** INFORMATION SUPPLIED follows **
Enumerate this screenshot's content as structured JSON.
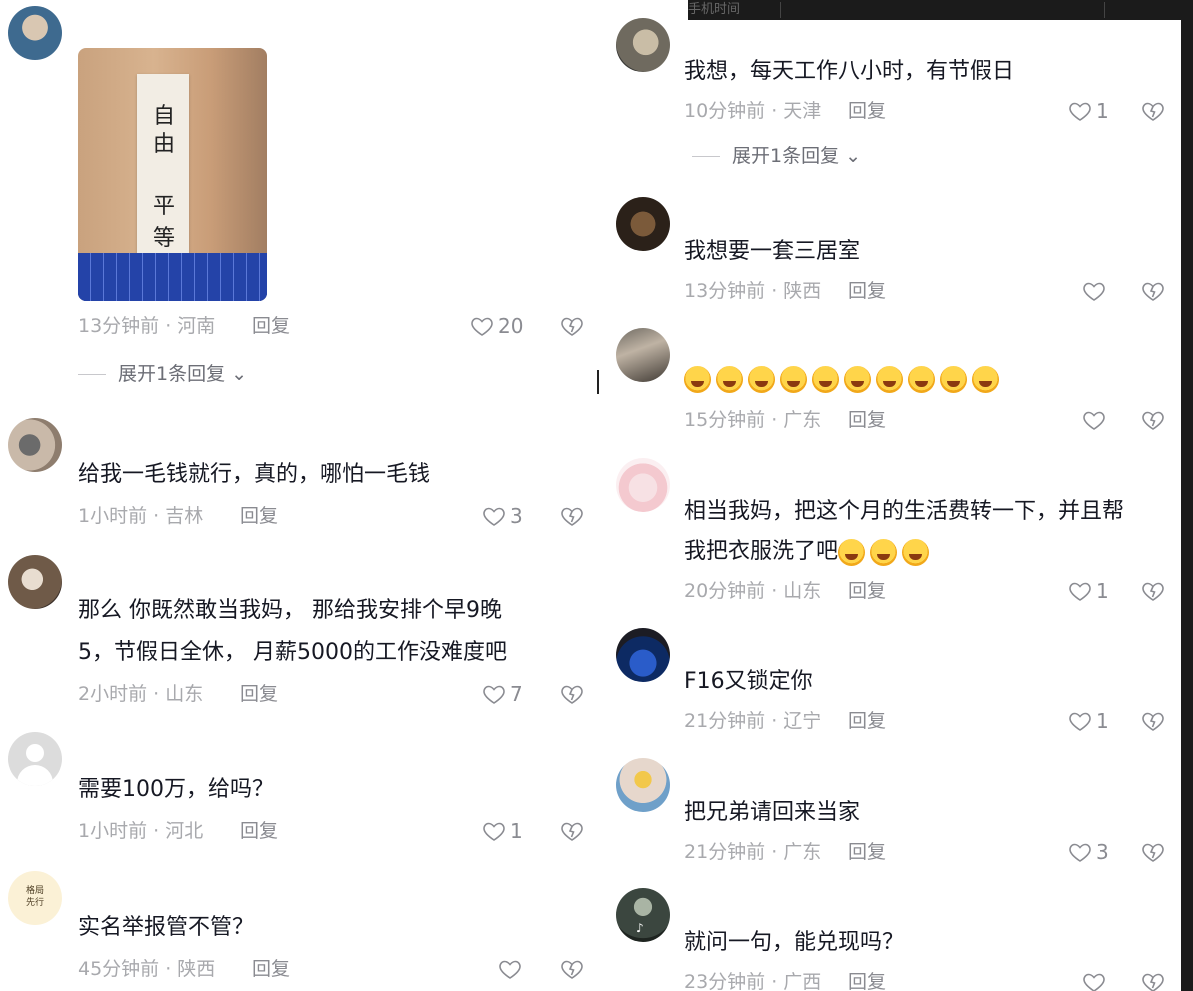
{
  "left": {
    "comments": [
      {
        "image_text": [
          "自",
          "由",
          "平",
          "等"
        ],
        "time": "13分钟前 · 河南",
        "reply": "回复",
        "likes": "20",
        "expand": "展开1条回复"
      },
      {
        "text": "给我一毛钱就行，真的，哪怕一毛钱",
        "time": "1小时前 · 吉林",
        "reply": "回复",
        "likes": "3"
      },
      {
        "text_line1": "那么 你既然敢当我妈，  那给我安排个早9晚",
        "text_line2": "5，节假日全休，  月薪5000的工作没难度吧",
        "time": "2小时前 · 山东",
        "reply": "回复",
        "likes": "7"
      },
      {
        "text": "需要100万，给吗？",
        "time": "1小时前 · 河北",
        "reply": "回复",
        "likes": "1"
      },
      {
        "avatar_text": "格局 先行",
        "text": "实名举报管不管？",
        "time": "45分钟前 · 陕西",
        "reply": "回复",
        "likes": ""
      }
    ]
  },
  "right": {
    "top_bar_text": "手机时间",
    "comments": [
      {
        "text": "我想，每天工作八小时，有节假日",
        "time": "10分钟前 · 天津",
        "reply": "回复",
        "likes": "1",
        "expand": "展开1条回复"
      },
      {
        "text": "我想要一套三居室",
        "time": "13分钟前 · 陕西",
        "reply": "回复",
        "likes": ""
      },
      {
        "emoji_count": 10,
        "emoji_name": "laughing-crying-emoji",
        "time": "15分钟前 · 广东",
        "reply": "回复",
        "likes": ""
      },
      {
        "text_line1": "相当我妈，把这个月的生活费转一下，并且帮",
        "text_line2": "我把衣服洗了吧",
        "emoji_count": 3,
        "time": "20分钟前 · 山东",
        "reply": "回复",
        "likes": "1"
      },
      {
        "text": "F16又锁定你",
        "time": "21分钟前 · 辽宁",
        "reply": "回复",
        "likes": "1"
      },
      {
        "text": "把兄弟请回来当家",
        "time": "21分钟前 · 广东",
        "reply": "回复",
        "likes": "3"
      },
      {
        "text": "就问一句，能兑现吗？",
        "time": "23分钟前 · 广西",
        "reply": "回复",
        "likes": "",
        "avatar_badge": "♪"
      }
    ]
  },
  "colors": {
    "text": "#161823",
    "meta": "#a8a9ad",
    "accent_gray": "#8a8b91"
  }
}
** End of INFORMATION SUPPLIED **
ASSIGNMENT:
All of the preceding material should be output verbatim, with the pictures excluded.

YOUR SOLUTION:
Enumerate this screenshot's content as structured JSON.
{
  "left": {
    "comments": [
      {
        "image_text": [
          "自",
          "由",
          "平",
          "等"
        ],
        "time": "13分钟前 · 河南",
        "reply": "回复",
        "likes": "20",
        "expand": "展开1条回复"
      },
      {
        "text": "给我一毛钱就行，真的，哪怕一毛钱",
        "time": "1小时前 · 吉林",
        "reply": "回复",
        "likes": "3"
      },
      {
        "text_line1": "那么 你既然敢当我妈，  那给我安排个早9晚",
        "text_line2": "5，节假日全休，  月薪5000的工作没难度吧",
        "time": "2小时前 · 山东",
        "reply": "回复",
        "likes": "7"
      },
      {
        "text": "需要100万，给吗？",
        "time": "1小时前 · 河北",
        "reply": "回复",
        "likes": "1"
      },
      {
        "avatar_text": "格局 先行",
        "text": "实名举报管不管？",
        "time": "45分钟前 · 陕西",
        "reply": "回复",
        "likes": ""
      }
    ]
  },
  "right": {
    "top_bar_text": "手机时间",
    "comments": [
      {
        "text": "我想，每天工作八小时，有节假日",
        "time": "10分钟前 · 天津",
        "reply": "回复",
        "likes": "1",
        "expand": "展开1条回复"
      },
      {
        "text": "我想要一套三居室",
        "time": "13分钟前 · 陕西",
        "reply": "回复",
        "likes": ""
      },
      {
        "emoji_count": 10,
        "emoji_name": "laughing-crying-emoji",
        "time": "15分钟前 · 广东",
        "reply": "回复",
        "likes": ""
      },
      {
        "text_line1": "相当我妈，把这个月的生活费转一下，并且帮",
        "text_line2": "我把衣服洗了吧",
        "emoji_count": 3,
        "time": "20分钟前 · 山东",
        "reply": "回复",
        "likes": "1"
      },
      {
        "text": "F16又锁定你",
        "time": "21分钟前 · 辽宁",
        "reply": "回复",
        "likes": "1"
      },
      {
        "text": "把兄弟请回来当家",
        "time": "21分钟前 · 广东",
        "reply": "回复",
        "likes": "3"
      },
      {
        "text": "就问一句，能兑现吗？",
        "time": "23分钟前 · 广西",
        "reply": "回复",
        "likes": "",
        "avatar_badge": "♪"
      }
    ]
  },
  "colors": {
    "text": "#161823",
    "meta": "#a8a9ad",
    "accent_gray": "#8a8b91"
  }
}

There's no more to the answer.